You can’t do an internship on a small label, so either you learn as you go or you ask questions. I don’t think we are all in competition and protecting ‘markets’, so I think it would reasonable for people who are thinking of doing a label to get advice from those that currently run one. This way you can build up a list of knowledge and contacts. If I had known certain things like stockists or manufactures along the way, things would have been different.
I thought that The Long Story Recording Company would keep the inheritance of Twice Removed alive, while you decided to stop that label too after… a short story: what has been the reason to start a different label than Twice Removed only for a few releases?
The Long Story Recording Company was designed to release less with more promotion. I had decided to approach artists again which I had previously given up on. This led to Hessien, while Elian and Pleq and Giulio Aldinucci had come across from Twice Removed and Darren McClure had been in contact before with a possibility of the Suisen release. The idea was also to try and do a consistent product theme like early Home Normal, but this fell by the wayside. I had it to release on a constant 3 month basis, where as soon as one release came out the first preview of the next would come out on Soundcloud and this would be followed up 3 months later by the release. The label lasted from 15 Jan – October 1 2015, while the Twice Removed label ran from 14 November, 2011- 14 November, 2015. The idea was to stop on the 4th anniversary of Twice Removed’s start. The reason being that over the years I had put a lot of time and effort into the labels, but had got to the stage where things where plateauing and it was a struggle to get reviews, sales were to the usual customers. Also over the years I was running out of time due to work and other commitments. I felt it was a good time to step back. I feel I gave it a good crack and don’t really have any regrets.
Which other labels do you appreciate the most?
The labels that I appreciate are Home Normal (Inc. Komu, Tokyo Droning and Nomadic Kids Republic), Hibernate (and Rural Colours), Eilean, Dauw, Preserved Sound, Eta Label, Erased Tapes, Gizeh, Tench, Dronarivm, Hidden Vibes, Assembly Field to name a few.
What will you do instead of running a record label now that your experience has ended (at least for now…)? How will you keep “living” the music as a simple listener?
I am just going to concentrate on being a dad and just an average punter who can appreciate the music without knowing all the trials and tribulations that occurred in its gestation.
Feel free to add any other personal consideration outside the questions above, that might represent a sum of the label’s experience.

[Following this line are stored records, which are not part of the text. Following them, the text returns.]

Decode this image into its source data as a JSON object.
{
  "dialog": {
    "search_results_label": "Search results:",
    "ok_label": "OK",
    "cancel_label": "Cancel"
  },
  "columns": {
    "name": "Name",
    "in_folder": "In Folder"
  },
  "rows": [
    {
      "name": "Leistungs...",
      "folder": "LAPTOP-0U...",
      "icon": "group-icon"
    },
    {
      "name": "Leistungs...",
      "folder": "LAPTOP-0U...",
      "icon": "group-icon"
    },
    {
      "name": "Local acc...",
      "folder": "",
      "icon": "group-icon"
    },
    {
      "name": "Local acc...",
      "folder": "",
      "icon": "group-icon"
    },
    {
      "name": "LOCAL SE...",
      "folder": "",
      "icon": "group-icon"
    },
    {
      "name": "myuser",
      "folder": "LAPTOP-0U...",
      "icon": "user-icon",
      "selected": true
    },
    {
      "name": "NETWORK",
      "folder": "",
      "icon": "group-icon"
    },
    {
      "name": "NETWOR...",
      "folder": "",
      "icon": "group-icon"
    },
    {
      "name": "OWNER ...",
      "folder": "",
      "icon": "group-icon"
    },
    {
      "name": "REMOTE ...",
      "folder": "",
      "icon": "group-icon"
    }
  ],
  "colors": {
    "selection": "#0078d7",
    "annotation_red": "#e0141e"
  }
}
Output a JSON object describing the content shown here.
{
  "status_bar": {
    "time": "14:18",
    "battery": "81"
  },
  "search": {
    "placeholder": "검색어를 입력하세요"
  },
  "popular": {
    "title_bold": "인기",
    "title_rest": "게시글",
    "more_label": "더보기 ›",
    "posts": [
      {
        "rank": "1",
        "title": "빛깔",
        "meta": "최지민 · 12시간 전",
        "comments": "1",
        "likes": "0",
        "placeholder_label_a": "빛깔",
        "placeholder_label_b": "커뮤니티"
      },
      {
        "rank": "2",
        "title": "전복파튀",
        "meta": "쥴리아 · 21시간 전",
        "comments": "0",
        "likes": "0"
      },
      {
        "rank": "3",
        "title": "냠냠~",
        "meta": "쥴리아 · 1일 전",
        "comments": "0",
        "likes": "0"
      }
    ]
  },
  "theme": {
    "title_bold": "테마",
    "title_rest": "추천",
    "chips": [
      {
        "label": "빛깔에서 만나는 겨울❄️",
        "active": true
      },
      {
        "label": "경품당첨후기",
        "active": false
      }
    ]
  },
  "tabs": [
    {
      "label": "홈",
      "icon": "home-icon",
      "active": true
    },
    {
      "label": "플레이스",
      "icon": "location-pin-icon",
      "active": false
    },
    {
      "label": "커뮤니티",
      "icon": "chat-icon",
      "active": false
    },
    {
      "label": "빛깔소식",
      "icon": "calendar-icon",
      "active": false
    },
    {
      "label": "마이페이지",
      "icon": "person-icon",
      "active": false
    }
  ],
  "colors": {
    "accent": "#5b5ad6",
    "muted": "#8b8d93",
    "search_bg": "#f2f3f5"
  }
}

I would like to thank all those that bought (especially the dedicated collectors who picked up all or close to all the releases), the artists that I worked with (especially those that I formed friendships with), anyone who reviewed the releases and supported the label. My big thanks to Phil Gardelis who was my right hand man for the last 18 months of the label.
(full label spot and interview in Italian)